Concepts: Triglyceride, Docosahexaenoic acid, Fatty acids, Eicosapentaenoic acid, Docosapentaenoic acid, Omega-6 fatty acid, Fatty acid, Omega-3 fatty acid


The use of co-solvent systems has been demonstrated to shorten lengthy freeze drying processes and improve the solubility and stability of certain active pharmaceutical ingredients. The goal of the present study was to evaluate the suitability of two thermal characterization techniques, differential scanning calorimetry and freeze dry microscopy, to identify an optimal co-solvent system. Binary mixtures of a co-solvent (tert-butanol, dimethyl sulfoxide, 1,4-dioxane, acetone or ethanol) and water were investigated. Ternary mixtures of frequently used excipients (50 mg/g mannitol, sucrose, glycine or polyvinylpyrrolidone) and a solvent-water system were then analyzed for their thermal properties. PVP presented a particularly high glass transition temperature (Tg') in 70% TBA at -17.9°C. Large needle-shaped crystals that have been shown to be associated with improved processability were observed with mannitol and PVP in 40% 1,4-dioxane. A heterogeneous sublimation rate of the solvent and water whose impact on product stability remained unclear was observed with PVP in 40% 1,4-dioxane. FDM analysis demonstrated a possible extension of the process time for PVP in 99% DMSO due to a slowly moving sublimation front. Conceivable negative consequences and the need for special treatment for low melting co-solvents, such as ethanol and acetone, were predicted and discussed.

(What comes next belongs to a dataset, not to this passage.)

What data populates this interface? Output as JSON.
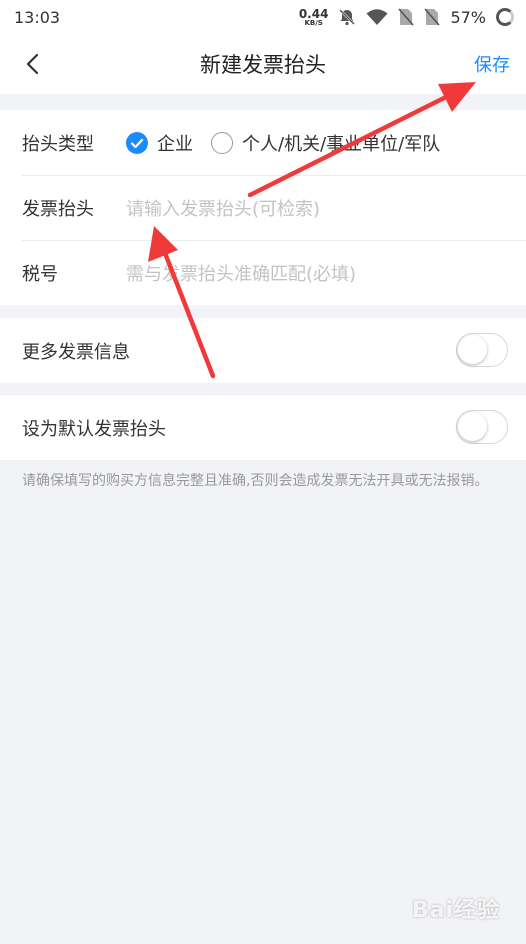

Concepts: Food preservation, Materials science, Melting point, Sublimation, Glass transition, Solvent, Freeze drying, Differential scanning calorimetry

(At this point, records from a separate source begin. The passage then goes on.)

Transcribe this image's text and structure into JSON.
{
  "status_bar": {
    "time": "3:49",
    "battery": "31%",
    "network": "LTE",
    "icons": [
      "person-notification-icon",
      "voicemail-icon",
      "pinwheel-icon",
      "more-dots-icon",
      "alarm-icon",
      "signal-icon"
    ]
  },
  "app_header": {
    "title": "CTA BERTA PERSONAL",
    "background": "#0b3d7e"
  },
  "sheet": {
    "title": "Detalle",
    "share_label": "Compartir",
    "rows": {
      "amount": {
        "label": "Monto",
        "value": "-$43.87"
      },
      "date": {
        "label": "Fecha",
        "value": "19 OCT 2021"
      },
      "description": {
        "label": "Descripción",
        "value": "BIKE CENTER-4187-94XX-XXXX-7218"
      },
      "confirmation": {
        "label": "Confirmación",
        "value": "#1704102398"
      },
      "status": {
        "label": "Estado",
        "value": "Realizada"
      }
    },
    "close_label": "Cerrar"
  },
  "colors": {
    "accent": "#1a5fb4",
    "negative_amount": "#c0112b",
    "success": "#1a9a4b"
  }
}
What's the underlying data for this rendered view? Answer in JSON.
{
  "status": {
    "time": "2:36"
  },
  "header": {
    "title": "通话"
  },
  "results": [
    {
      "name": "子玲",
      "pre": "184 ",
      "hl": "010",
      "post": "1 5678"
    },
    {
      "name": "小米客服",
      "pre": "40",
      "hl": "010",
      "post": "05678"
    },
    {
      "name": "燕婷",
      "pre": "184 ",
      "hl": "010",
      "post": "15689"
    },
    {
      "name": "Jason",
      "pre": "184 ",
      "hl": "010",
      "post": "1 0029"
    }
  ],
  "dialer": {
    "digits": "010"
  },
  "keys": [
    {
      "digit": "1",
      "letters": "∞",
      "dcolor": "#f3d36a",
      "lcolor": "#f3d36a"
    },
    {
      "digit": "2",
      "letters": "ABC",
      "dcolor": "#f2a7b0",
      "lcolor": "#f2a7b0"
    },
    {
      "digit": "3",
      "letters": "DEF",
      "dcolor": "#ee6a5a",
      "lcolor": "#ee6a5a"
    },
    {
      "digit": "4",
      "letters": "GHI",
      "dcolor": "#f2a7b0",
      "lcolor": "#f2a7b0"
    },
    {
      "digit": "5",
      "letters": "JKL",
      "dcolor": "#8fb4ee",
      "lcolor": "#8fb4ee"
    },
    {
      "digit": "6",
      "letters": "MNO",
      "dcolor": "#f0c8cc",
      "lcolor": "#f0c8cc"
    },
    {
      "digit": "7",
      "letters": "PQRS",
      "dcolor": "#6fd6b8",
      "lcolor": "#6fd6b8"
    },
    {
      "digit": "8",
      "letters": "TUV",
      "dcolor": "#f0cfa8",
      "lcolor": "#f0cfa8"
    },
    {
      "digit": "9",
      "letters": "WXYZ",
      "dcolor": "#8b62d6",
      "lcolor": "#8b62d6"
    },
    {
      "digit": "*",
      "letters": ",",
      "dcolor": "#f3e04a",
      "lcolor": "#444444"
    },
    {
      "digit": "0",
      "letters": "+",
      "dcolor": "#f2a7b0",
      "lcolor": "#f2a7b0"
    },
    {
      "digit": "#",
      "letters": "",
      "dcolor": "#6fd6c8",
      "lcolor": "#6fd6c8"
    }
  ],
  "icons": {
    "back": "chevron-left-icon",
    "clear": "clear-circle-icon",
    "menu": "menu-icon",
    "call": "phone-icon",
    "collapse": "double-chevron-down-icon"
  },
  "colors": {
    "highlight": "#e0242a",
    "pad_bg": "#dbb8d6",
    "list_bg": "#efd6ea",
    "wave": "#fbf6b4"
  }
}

Parenteral products should aim toward being isotonic and euhydric (physiological pH). Yet, due to other considerations, this goal is often not reasonable or doable. There are no clear allowable ranges related to pH and osmolality, and thus, the objective of this review was to provide a better understanding of acceptable formulation pH, buffer strength, and osmolality taking into account the administration route (i.e., intramuscular, intravenous, subcutaneous) and administration technique (i.e., bolus, push, infusion). This evaluation was based on 3 different approaches: conventional, experimental, and parametric. The conventional way of defining formulation limits was based on standard pH and osmolality ranges. Experimental determination of titratable acidity or in vitro hemolysis testing provided additional drug product information. Finally, the parametric approach was based on the calculation of theoretical values such as (1) the maximal volume of injection which cannot shift the blood’s pH or its molarity out of the physiological range and (b) a dilution ratio at the injection site and by verifying that threshold values are not exceeded. The combination of all 3 approaches can support the definition of acceptable pH, buffer strength, and osmolality of formulations and thus may reduce the risk of failure during preclinical and clinical development.

Concepts: Acid, Routes of administration, Bolus, Intravenous therapy, Dosage form, PH, Pharmacology, Route of administration